▼

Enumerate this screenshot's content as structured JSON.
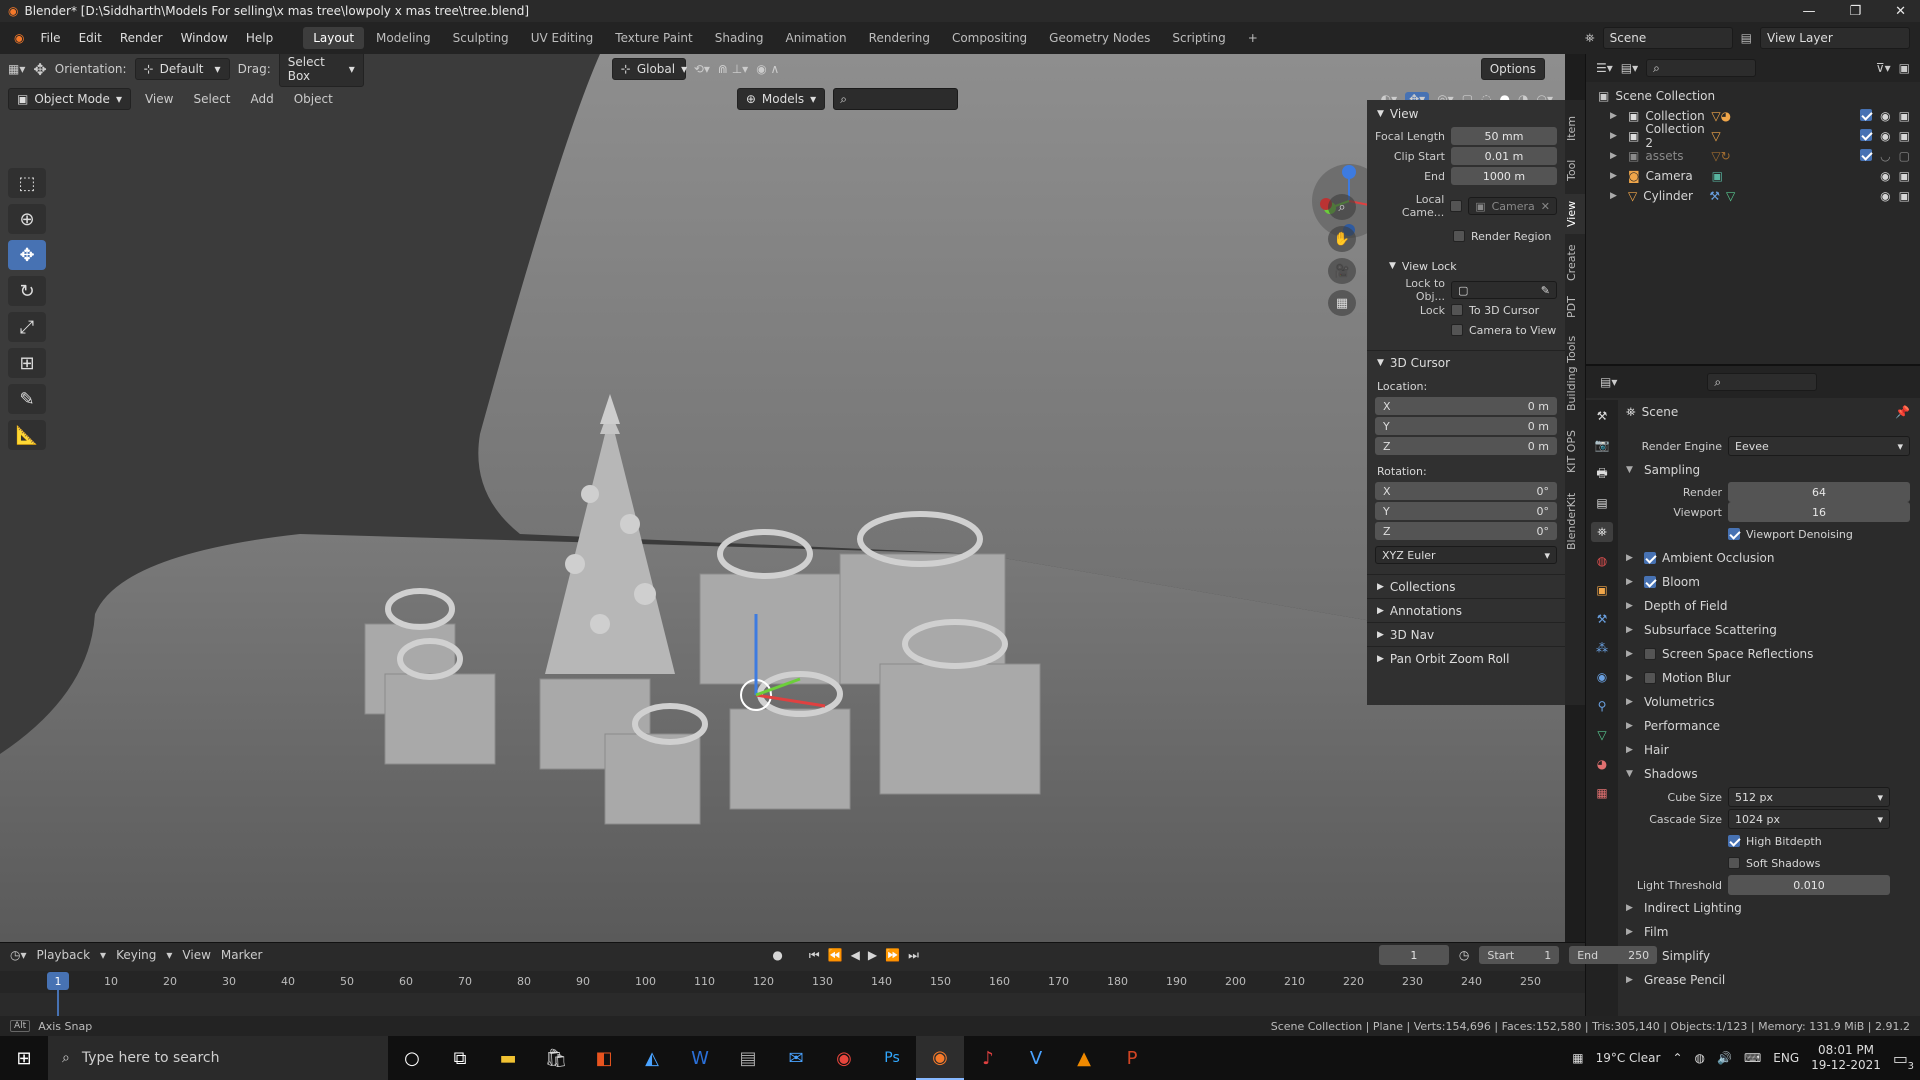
{
  "titlebar": {
    "title": "Blender* [D:\\Siddharth\\Models For selling\\x mas tree\\lowpoly x mas tree\\tree.blend]"
  },
  "menus": [
    "File",
    "Edit",
    "Render",
    "Window",
    "Help"
  ],
  "workspaces": [
    "Layout",
    "Modeling",
    "Sculpting",
    "UV Editing",
    "Texture Paint",
    "Shading",
    "Animation",
    "Rendering",
    "Compositing",
    "Geometry Nodes",
    "Scripting"
  ],
  "active_workspace": "Layout",
  "scene_field": "Scene",
  "view_layer_field": "View Layer",
  "vp_header": {
    "orientation_label": "Orientation:",
    "orientation_value": "Default",
    "drag_label": "Drag:",
    "drag_value": "Select Box",
    "transform_space": "Global",
    "options": "Options",
    "mode": "Object Mode",
    "view": "View",
    "select": "Select",
    "add": "Add",
    "object": "Object",
    "collection_filter": "Models"
  },
  "npanel": {
    "view_head": "View",
    "focal_label": "Focal Length",
    "focal_value": "50 mm",
    "clip_start_label": "Clip Start",
    "clip_start_value": "0.01 m",
    "end_label": "End",
    "end_value": "1000 m",
    "local_camera_label": "Local Came...",
    "local_camera_value": "Camera",
    "render_region": "Render Region",
    "view_lock_head": "View Lock",
    "lock_obj_label": "Lock to Obj...",
    "lock_label": "Lock",
    "to_cursor": "To 3D Cursor",
    "camera_to_view": "Camera to View",
    "cursor_head": "3D Cursor",
    "location_label": "Location:",
    "loc": [
      {
        "axis": "X",
        "value": "0 m"
      },
      {
        "axis": "Y",
        "value": "0 m"
      },
      {
        "axis": "Z",
        "value": "0 m"
      }
    ],
    "rotation_label": "Rotation:",
    "rot": [
      {
        "axis": "X",
        "value": "0°"
      },
      {
        "axis": "Y",
        "value": "0°"
      },
      {
        "axis": "Z",
        "value": "0°"
      }
    ],
    "rot_mode": "XYZ Euler",
    "collapsed": [
      "Collections",
      "Annotations",
      "3D Nav",
      "Pan Orbit Zoom Roll"
    ]
  },
  "vtabs": [
    "Item",
    "Tool",
    "View",
    "Create",
    "PDT",
    "Building Tools",
    "KIT OPS",
    "BlenderKit"
  ],
  "outliner": {
    "root": "Scene Collection",
    "items": [
      "Collection",
      "Collection 2",
      "assets",
      "Camera",
      "Cylinder"
    ]
  },
  "props": {
    "scene_label": "Scene",
    "render_engine_label": "Render Engine",
    "render_engine_value": "Eevee",
    "sampling": "Sampling",
    "render_label": "Render",
    "render_value": "64",
    "viewport_label": "Viewport",
    "viewport_value": "16",
    "viewport_denoising": "Viewport Denoising",
    "sections": [
      {
        "label": "Ambient Occlusion",
        "check": true
      },
      {
        "label": "Bloom",
        "check": true
      },
      {
        "label": "Depth of Field",
        "check": null
      },
      {
        "label": "Subsurface Scattering",
        "check": null
      },
      {
        "label": "Screen Space Reflections",
        "check": false
      },
      {
        "label": "Motion Blur",
        "check": false
      },
      {
        "label": "Volumetrics",
        "check": null
      },
      {
        "label": "Performance",
        "check": null
      },
      {
        "label": "Hair",
        "check": null
      }
    ],
    "shadows": "Shadows",
    "cube_size_label": "Cube Size",
    "cube_size_value": "512 px",
    "cascade_label": "Cascade Size",
    "cascade_value": "1024 px",
    "high_bitdepth": "High Bitdepth",
    "soft_shadows": "Soft Shadows",
    "light_threshold_label": "Light Threshold",
    "light_threshold_value": "0.010",
    "more_sections": [
      {
        "label": "Indirect Lighting",
        "check": null
      },
      {
        "label": "Film",
        "check": null
      },
      {
        "label": "Simplify",
        "check": false
      },
      {
        "label": "Grease Pencil",
        "check": null
      }
    ]
  },
  "timeline": {
    "playback": "Playback",
    "keying": "Keying",
    "view": "View",
    "marker": "Marker",
    "current_frame": "1",
    "start_label": "Start",
    "start_value": "1",
    "end_label": "End",
    "end_value": "250",
    "ticks": [
      "10",
      "20",
      "30",
      "40",
      "50",
      "60",
      "70",
      "80",
      "90",
      "100",
      "110",
      "120",
      "130",
      "140",
      "150",
      "160",
      "170",
      "180",
      "190",
      "200",
      "210",
      "220",
      "230",
      "240",
      "250"
    ],
    "frame_marker": "1"
  },
  "statusbar": {
    "left": "Axis Snap",
    "right": "Scene Collection | Plane | Verts:154,696 | Faces:152,580 | Tris:305,140 | Objects:1/123 | Memory: 131.9 MiB | 2.91.2"
  },
  "taskbar": {
    "search_placeholder": "Type here to search",
    "weather": "19°C  Clear",
    "lang": "ENG",
    "time": "08:01 PM",
    "date": "19-12-2021",
    "notif": "3"
  }
}
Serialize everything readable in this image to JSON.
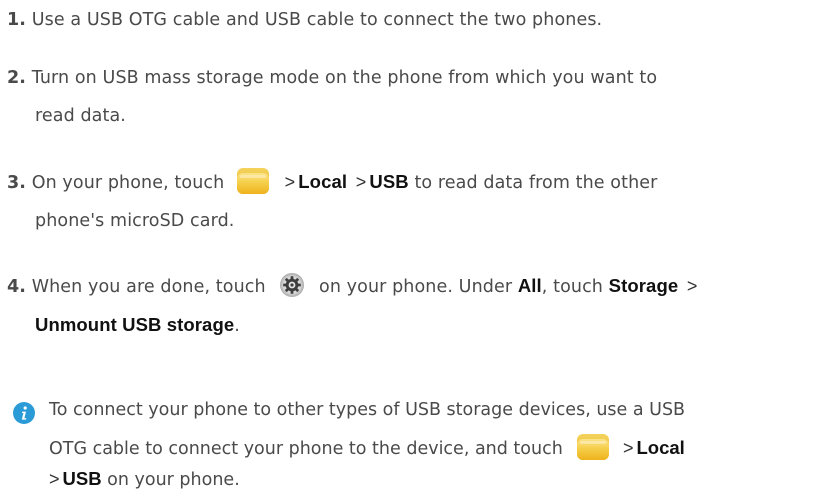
{
  "steps": [
    {
      "number": "1.",
      "text": "Use a USB OTG cable and USB cable to connect the two phones."
    },
    {
      "number": "2.",
      "text_line1": "Turn on USB mass storage mode on the phone from which you want to",
      "text_line2": "read data."
    },
    {
      "number": "3.",
      "pre": "On your phone, touch",
      "arrow1": ">",
      "bold1": "Local",
      "arrow2": ">",
      "bold2": "USB",
      "post": "to read data from the other",
      "line2": "phone's microSD card.",
      "icon": "file-manager-folder-icon"
    },
    {
      "number": "4.",
      "pre": "When you are done, touch",
      "mid": "on your phone. Under",
      "bold1": "All",
      "mid2": ", touch",
      "bold2": "Storage",
      "arrow": ">",
      "line2_bold": "Unmount USB storage",
      "line2_end": ".",
      "icon": "settings-gear-icon"
    }
  ],
  "note": {
    "icon": "info-icon",
    "line1": "To connect your phone to other types of USB storage devices, use a USB",
    "line2_pre": "OTG cable to connect your phone to the device, and touch",
    "arrow1": ">",
    "bold1": "Local",
    "arrow2": ">",
    "bold2": "USB",
    "line3_post": "on your phone."
  },
  "colors": {
    "text": "#4a4a4a",
    "bold": "#111111",
    "info_icon": "#2b9bd8",
    "folder": "#f2c230"
  }
}
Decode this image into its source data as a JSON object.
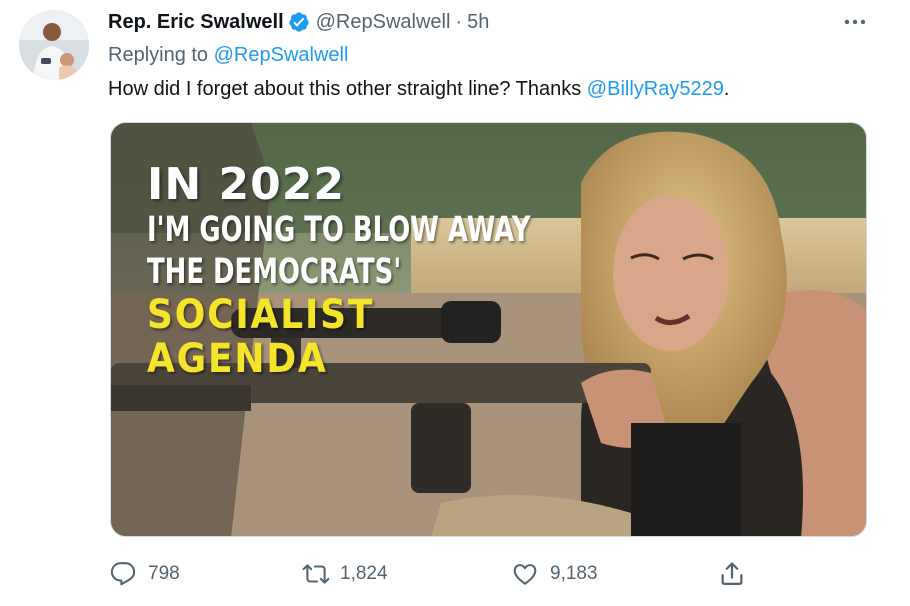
{
  "author": {
    "display_name": "Rep. Eric Swalwell",
    "handle": "@RepSwalwell",
    "separator": "·",
    "time": "5h"
  },
  "reply": {
    "prefix": "Replying to ",
    "target": "@RepSwalwell"
  },
  "tweet": {
    "text_before": "How did I forget about this other straight line? Thanks ",
    "mention": "@BillyRay5229",
    "text_after": "."
  },
  "media": {
    "overlay_line1": "IN 2022",
    "overlay_line2": "I'M GOING TO BLOW AWAY",
    "overlay_line3": "THE DEMOCRATS'",
    "overlay_line4": "SOCIALIST",
    "overlay_line5": "AGENDA"
  },
  "actions": {
    "replies": "798",
    "retweets": "1,824",
    "likes": "9,183"
  },
  "icons": {
    "verified": "verified-badge-icon",
    "more": "more-options-icon",
    "reply": "reply-icon",
    "retweet": "retweet-icon",
    "like": "like-icon",
    "share": "share-icon"
  },
  "colors": {
    "link": "#1d9bf0",
    "muted": "#536471",
    "text": "#0f1419",
    "overlay_yellow": "#f5e52a"
  }
}
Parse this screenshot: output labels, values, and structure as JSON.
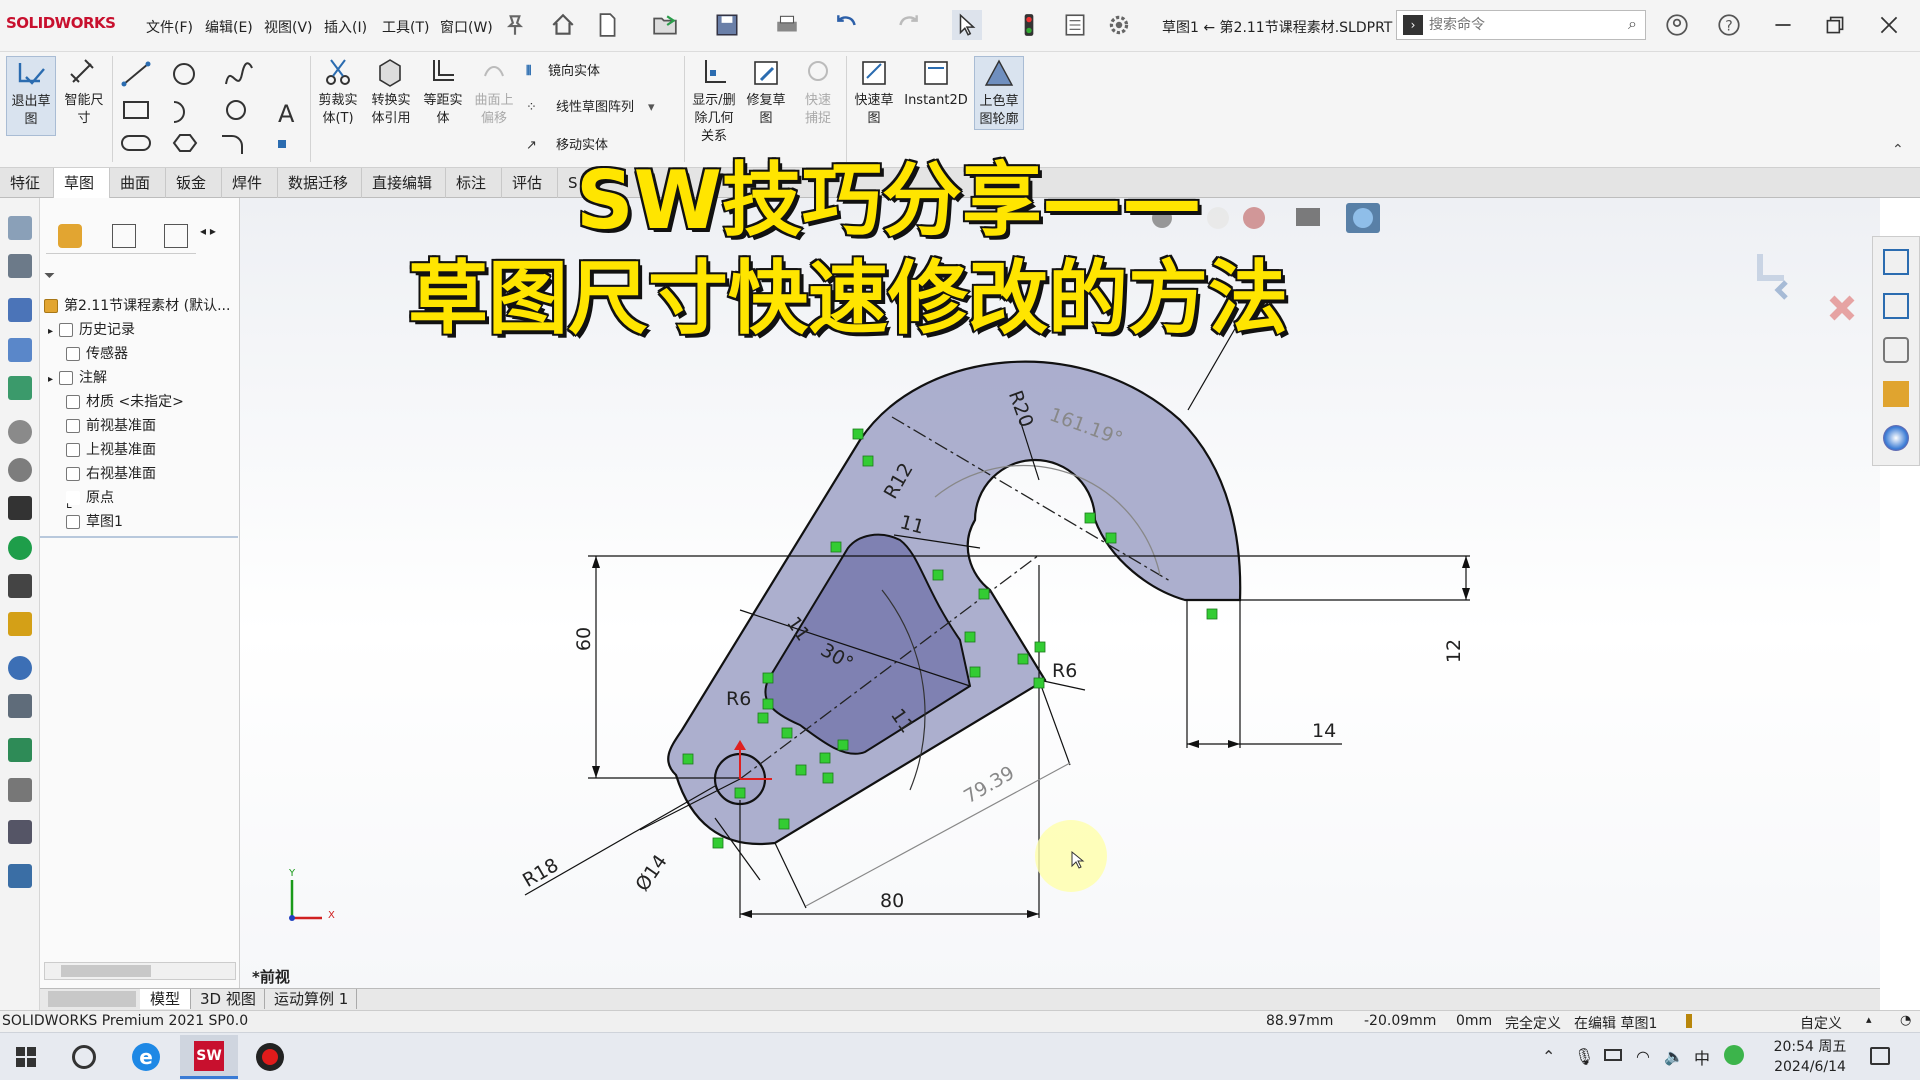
{
  "app": {
    "brand": "SOLIDWORKS",
    "doc_title": "草图1 ← 第2.11节课程素材.SLDPRT *",
    "search_placeholder": "搜索命令"
  },
  "menu": [
    "文件(F)",
    "编辑(E)",
    "视图(V)",
    "插入(I)",
    "工具(T)",
    "窗口(W)"
  ],
  "commands": {
    "exit_sketch": "退出草图",
    "smart_dim": "智能尺寸",
    "trim": "剪裁实体(T)",
    "convert": "转换实体引用",
    "offset": "等距实体",
    "surface_offset": "曲面上偏移",
    "mirror": "镜向实体",
    "linear_pattern": "线性草图阵列",
    "move": "移动实体",
    "show_relations": "显示/删除几何关系",
    "repair": "修复草图",
    "quick_snap": "快速捕捉",
    "rapid_sketch": "快速草图",
    "instant2d": "Instant2D",
    "shaded_contours": "上色草图轮廓"
  },
  "tabs": [
    "特征",
    "草图",
    "曲面",
    "钣金",
    "焊件",
    "数据迁移",
    "直接编辑",
    "标注",
    "评估",
    "S"
  ],
  "tree": {
    "root": "第2.11节课程素材 (默认...",
    "items": [
      "历史记录",
      "传感器",
      "注解",
      "材质 <未指定>",
      "前视基准面",
      "上视基准面",
      "右视基准面",
      "原点",
      "草图1"
    ]
  },
  "headline": {
    "line1": "SW技巧分享——",
    "line2": "草图尺寸快速修改的方法"
  },
  "dimensions": {
    "r20": "R20",
    "angle_161": "161.19°",
    "r12": "R12",
    "d11_top": "11",
    "d60": "60",
    "d12": "12",
    "d14": "14",
    "d11_left": "11",
    "angle_30": "30°",
    "r6_right": "R6",
    "r6_left": "R6",
    "d11_bottom": "11",
    "d79": "79.39",
    "d80": "80",
    "r18": "R18",
    "phi14": "Ø14"
  },
  "view_label": "*前视",
  "bottom_tabs": [
    "模型",
    "3D 视图",
    "运动算例 1"
  ],
  "status": {
    "product": "SOLIDWORKS Premium 2021 SP0.0",
    "x": "88.97mm",
    "y": "-20.09mm",
    "z": "0mm",
    "state": "完全定义",
    "mode": "在编辑 草图1",
    "units": "自定义"
  },
  "taskbar": {
    "time": "20:54 周五",
    "date": "2024/6/14"
  },
  "colors": {
    "part_fill": "#a3a6c9",
    "accent_yellow": "#ffe500",
    "brand_red": "#c8102e",
    "relation_green": "#33cc33"
  }
}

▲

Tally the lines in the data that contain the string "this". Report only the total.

▶ Exercise response
5